Do people in D.C. go to brunch? Are there excellent brunch spots in D.C.? I had a blt with tater tots once at noon on a Saturday at Tonic in Mount Pleasant. And I waited for the Tabard Inn in Dupont to begin seating one packed Sunday–I later ate one fresh-baked donut and took my entire very rich meal home in a box. I’ve heard about the drag brunch at Perry’s in Adams Morgan. So, I admit my brunch experience in D.C. is limited…
…But in NYC, brunch is a religion that I enthusiastically practice with the masses. This means that places known as great brunch spots are packed on weekends. And as a seasoned bruncher and a believer in the Whole Restaurant Experience–If I must wait in line and can’t hear my friends talking to me from across the table, the brunch is not a success–I have a tip that may alter the way you game plan your weekend eating. (And I’ll tell who already knows this tip: celebrities.)

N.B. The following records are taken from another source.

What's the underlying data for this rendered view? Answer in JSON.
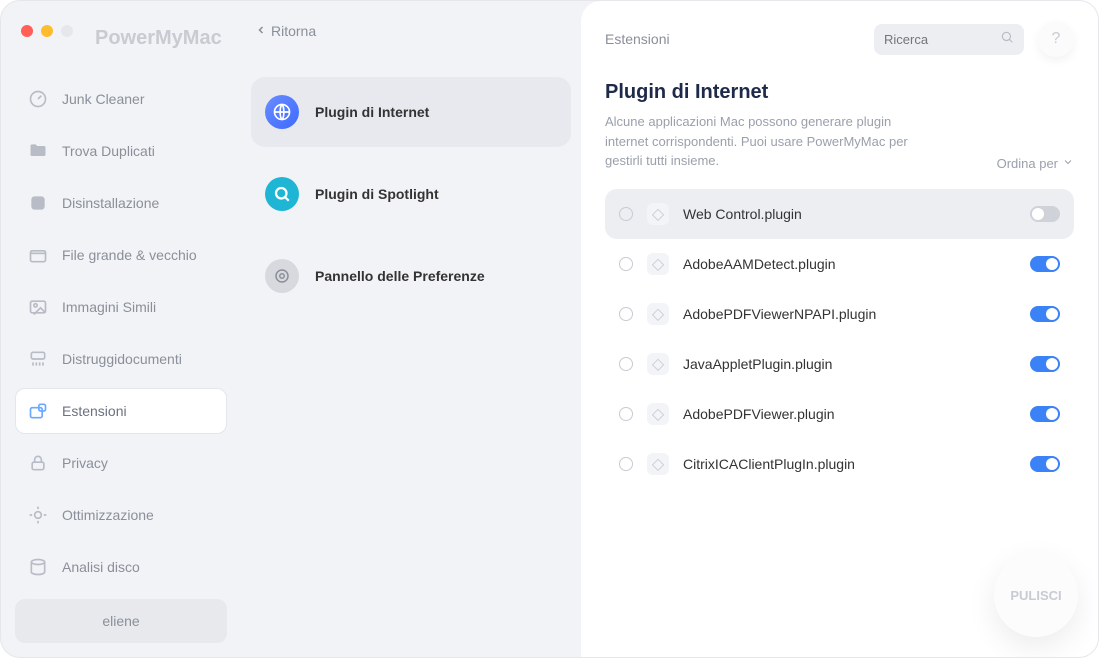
{
  "brand": "PowerMyMac",
  "sidebar": {
    "items": [
      {
        "label": "Junk Cleaner"
      },
      {
        "label": "Trova Duplicati"
      },
      {
        "label": "Disinstallazione"
      },
      {
        "label": "File grande & vecchio"
      },
      {
        "label": "Immagini Simili"
      },
      {
        "label": "Distruggidocumenti"
      },
      {
        "label": "Estensioni"
      },
      {
        "label": "Privacy"
      },
      {
        "label": "Ottimizzazione"
      },
      {
        "label": "Analisi disco"
      }
    ],
    "user": "eliene"
  },
  "back_label": "Ritorna",
  "categories": [
    {
      "label": "Plugin di Internet"
    },
    {
      "label": "Plugin di Spotlight"
    },
    {
      "label": "Pannello delle Preferenze"
    }
  ],
  "breadcrumb": "Estensioni",
  "search_placeholder": "Ricerca",
  "help_label": "?",
  "title": "Plugin di Internet",
  "subtitle": "Alcune applicazioni Mac possono generare plugin internet corrispondenti. Puoi usare PowerMyMac per gestirli tutti insieme.",
  "sort_label": "Ordina per",
  "plugins": [
    {
      "name": "Web Control.plugin",
      "enabled": false,
      "selected": true
    },
    {
      "name": "AdobeAAMDetect.plugin",
      "enabled": true,
      "selected": false
    },
    {
      "name": "AdobePDFViewerNPAPI.plugin",
      "enabled": true,
      "selected": false
    },
    {
      "name": "JavaAppletPlugin.plugin",
      "enabled": true,
      "selected": false
    },
    {
      "name": "AdobePDFViewer.plugin",
      "enabled": true,
      "selected": false
    },
    {
      "name": "CitrixICAClientPlugIn.plugin",
      "enabled": true,
      "selected": false
    }
  ],
  "clean_label": "PULISCI"
}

Restaurants that are great for dinner might secretly be excellent places for brunch. So, Wallse, an Austrian in the West Village, was my favorite restaurant in NYC for years. I love it for dinner, and all the things that make it great for that meal are there at brunch, at a discount, and you can probably walk in without a reservation.
Employees Only, a trendy night spot–a bar with great food–used to have a lovely brunch and, necessarily, out of this world brunch cocktails. (Try this in the summer: A bourbon served in a tall glass filled with ice and water to the top. I call it Southern Iced Tea.) EO also has an enchanting back garden, hugely popular at night, but mid-day on a weekend it might just be you and Susan Sarandon. It was always that empty when I’d go, which explains why brunch seems to have been discontinued.

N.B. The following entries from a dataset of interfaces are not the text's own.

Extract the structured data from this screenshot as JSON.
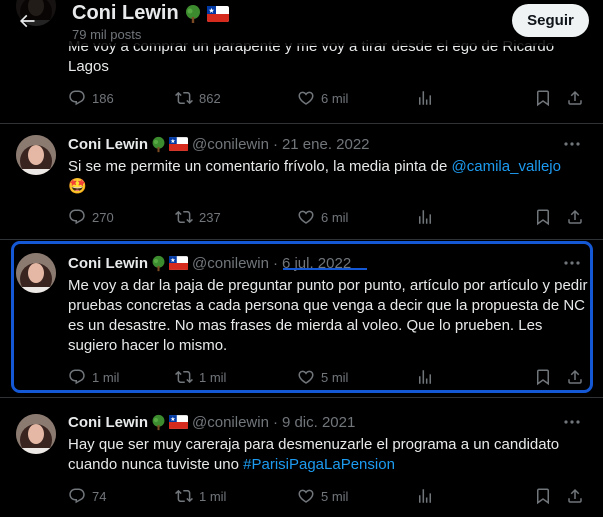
{
  "header": {
    "title": "Coni Lewin",
    "subtitle": "79 mil posts",
    "follow_label": "Seguir"
  },
  "tweets": [
    {
      "text": "Me voy a comprar un parapente y me voy a tirar desde el ego de Ricardo Lagos",
      "replies": "186",
      "retweets": "862",
      "likes": "6 mil"
    },
    {
      "name": "Coni Lewin",
      "handle": "@conilewin",
      "date": "21 ene. 2022",
      "text_before": "Si se me permite un comentario frívolo, la media pinta de ",
      "mention": "@camila_vallejo",
      "emoji": "🤩",
      "replies": "270",
      "retweets": "237",
      "likes": "6 mil"
    },
    {
      "name": "Coni Lewin",
      "handle": "@conilewin",
      "date": "6 jul. 2022",
      "text": "Me voy a dar la paja de preguntar punto por punto, artículo por artículo y pedir pruebas concretas a cada persona que venga a decir que la propuesta de NC es un desastre. No mas frases de mierda al voleo. Que lo prueben. Les sugiero hacer lo mismo.",
      "replies": "1 mil",
      "retweets": "1 mil",
      "likes": "5 mil"
    },
    {
      "name": "Coni Lewin",
      "handle": "@conilewin",
      "date": "9 dic. 2021",
      "text_before": "Hay que ser muy careraja para desmenuzarle el programa a un candidato cuando nunca tuviste uno ",
      "hashtag": "#ParisiPagaLaPension",
      "replies": "74",
      "retweets": "1 mil",
      "likes": "5 mil"
    }
  ],
  "icons": [
    "back-arrow-icon",
    "tree-emoji-icon",
    "chile-flag-icon",
    "reply-icon",
    "retweet-icon",
    "like-icon",
    "views-icon",
    "bookmark-icon",
    "share-icon",
    "more-icon"
  ],
  "colors": {
    "background": "#000000",
    "text": "#e7e9ea",
    "muted": "#71767b",
    "link": "#1d9bf0",
    "highlight": "#1558d6",
    "divider": "#2f3336"
  }
}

I’ve been reading about Colicchio and Sons in Chelsea for a year now. I finally made it for brunch, which was not too crowded and not too expensive, while the menu was spot on, the food wonderful, service top notch, and the dining room (tap room) could have been charging $$ rates for us just to sit there, as it does at the dinner hour.
That’s what you get when you go for brunch at a swanky dinner place: a rich experience at half the price.

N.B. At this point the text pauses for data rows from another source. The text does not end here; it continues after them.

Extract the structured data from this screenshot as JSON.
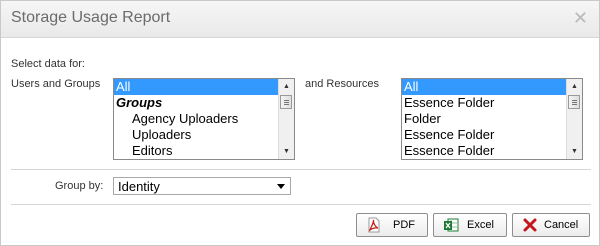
{
  "dialog": {
    "title": "Storage Usage Report",
    "close_glyph": "✕"
  },
  "form": {
    "select_data_label": "Select data for:",
    "users_groups_label": "Users and Groups",
    "resources_label": "and Resources",
    "group_by_label": "Group by:",
    "group_by_value": "Identity"
  },
  "users_list": {
    "items": [
      {
        "label": "All",
        "selected": true
      },
      {
        "label": "Groups",
        "type": "group-header"
      },
      {
        "label": "Agency Uploaders"
      },
      {
        "label": "Uploaders"
      },
      {
        "label": "Editors"
      }
    ]
  },
  "resources_list": {
    "items": [
      {
        "label": "All",
        "selected": true
      },
      {
        "label": "Essence Folder"
      },
      {
        "label": "Folder"
      },
      {
        "label": "Essence Folder"
      },
      {
        "label": "Essence Folder"
      }
    ]
  },
  "buttons": {
    "pdf_label": "PDF",
    "excel_label": "Excel",
    "cancel_label": "Cancel"
  },
  "icons": {
    "pdf": "pdf-file-icon",
    "excel": "excel-file-icon",
    "cancel": "red-x-icon",
    "close": "close-icon"
  },
  "colors": {
    "selection": "#3399ff",
    "pdf_red": "#cc1b1b",
    "excel_green": "#1e7b34",
    "cancel_red": "#c4161c"
  }
}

I applaud the short, majority-savory menu. We had frittata with with salad drizzled with honey and a taleggio, ham, and leek pizza. The casual, yet chic, front dining room is a place I could happily spend hours quietly chatting with friends, slurping down very potent Bloody Mary’s, and ogling the gossip girls at then next table.